7) Up to 8 systems can link up
Looking to host a local Switch party? If seven of your friends have the console as well, you'll be able to link up eight of them via local wireless connections for LAN-like play.
That'll come in handy with Splatoon 2, no doubt, and its 4-on-4 Turf War paint-blasting battles. It'll also have Wi-Fi capabilities for online action, of course, and Splatoon 2 in particular is pegged to be Nintendo's first attempt at building an eSports sensation with that kind of support.
8) The launch lineup might be tiny
First thing's first: The Legend of Zelda: Breath of the Wild will launch alongside the Switch on 3 March (no word on the Wii U release date, sadly), and that should be enough to get a lot of Nintendo fans onboard.
Besides Zelda? Well, we're not sure that it'll be a very robust day-one lineup. 1-2 Switch is also confirmed for 3 March, but that's the only other game we know of at this point. We'll probably see some ports ready for the launch – maybe The Elder Scrolls V: Skyrim, or some downloadable games?
But it's going to be really strange if Nintendo drops this thing with only a tiny handful of games to play right out of the gate.

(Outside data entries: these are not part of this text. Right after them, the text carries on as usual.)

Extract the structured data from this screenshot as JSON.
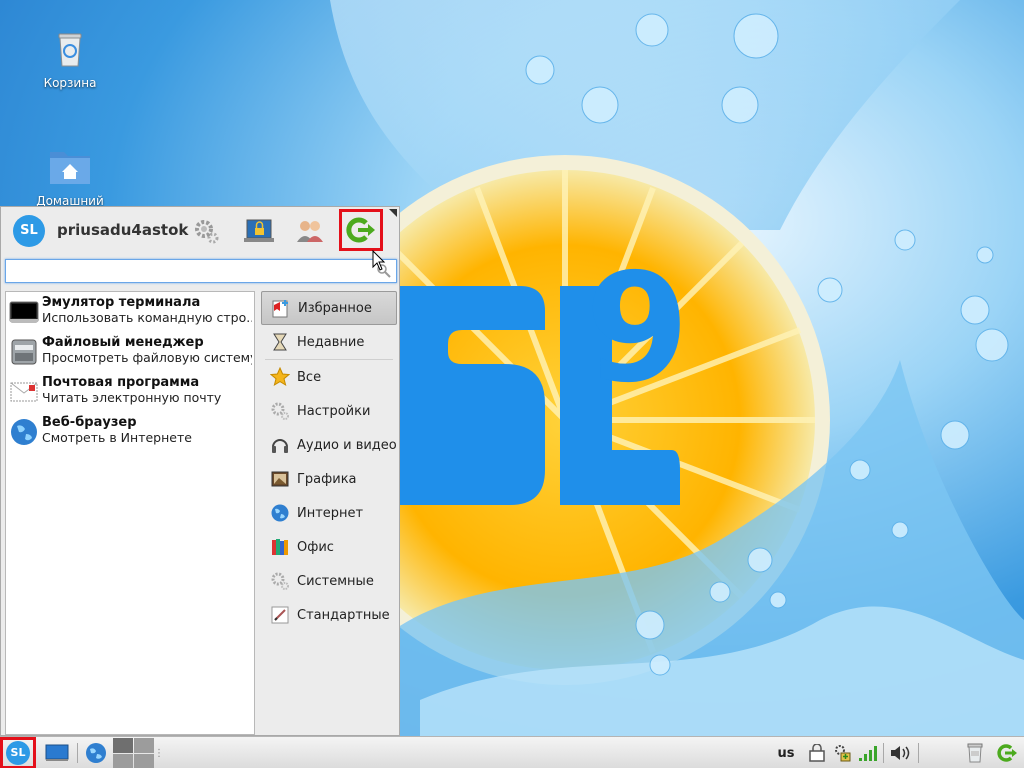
{
  "desktop": {
    "icons": [
      {
        "label": "Корзина",
        "icon": "trash-icon"
      },
      {
        "label": "Домашний",
        "icon": "home-folder-icon"
      }
    ],
    "wallpaper_logo": "SL",
    "wallpaper_logo_sup": "9"
  },
  "menu": {
    "avatar_text": "SL",
    "username": "priusadu4astok",
    "header_buttons": [
      "settings-icon",
      "lock-screen-icon",
      "switch-user-icon",
      "logout-icon"
    ],
    "search": {
      "value": "",
      "placeholder": ""
    },
    "favorites": [
      {
        "name": "Эмулятор терминала",
        "desc": "Использовать командную стро...",
        "icon": "terminal-icon"
      },
      {
        "name": "Файловый менеджер",
        "desc": "Просмотреть файловую систему",
        "icon": "file-manager-icon"
      },
      {
        "name": "Почтовая программа",
        "desc": "Читать электронную почту",
        "icon": "mail-icon"
      },
      {
        "name": "Веб-браузер",
        "desc": "Смотреть в Интернете",
        "icon": "web-browser-icon"
      }
    ],
    "categories": [
      {
        "label": "Избранное",
        "icon": "favorites-icon",
        "selected": true
      },
      {
        "label": "Недавние",
        "icon": "recent-icon"
      },
      {
        "label": "Все",
        "icon": "all-star-icon"
      },
      {
        "label": "Настройки",
        "icon": "settings-gear-icon"
      },
      {
        "label": "Аудио и видео",
        "icon": "audio-video-icon"
      },
      {
        "label": "Графика",
        "icon": "graphics-icon"
      },
      {
        "label": "Интернет",
        "icon": "internet-globe-icon"
      },
      {
        "label": "Офис",
        "icon": "office-books-icon"
      },
      {
        "label": "Системные",
        "icon": "system-gear-icon"
      },
      {
        "label": "Стандартные",
        "icon": "accessories-icon"
      }
    ]
  },
  "taskbar": {
    "start_label": "SL",
    "keyboard_layout": "us",
    "colors": {
      "highlight": "#e4101a",
      "accent": "#2d9ae6"
    }
  }
}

Actually, it'll feel like 1996/1997 all over again with the Nintendo 64.
9) But there's plenty more coming
Nintendo announced some pretty big releases beyond those couple confirmed launch titles, including Super Mario Odyssey, Mario Kart 8 Deluxe, Splatoon 2, Xenoblade Chronicles 2, and Fire Emblem Warriors, and pointed to third-party releases like FIFA this autumn and a new No More Heroes game at some point.
It could be a slow trickle at first, but hopefully the release flow continues to ramp up… unlike with the Wii U, where a big batch of games launched with the system, mostly underperformed, and then led to a much quieter release calendar thereafter.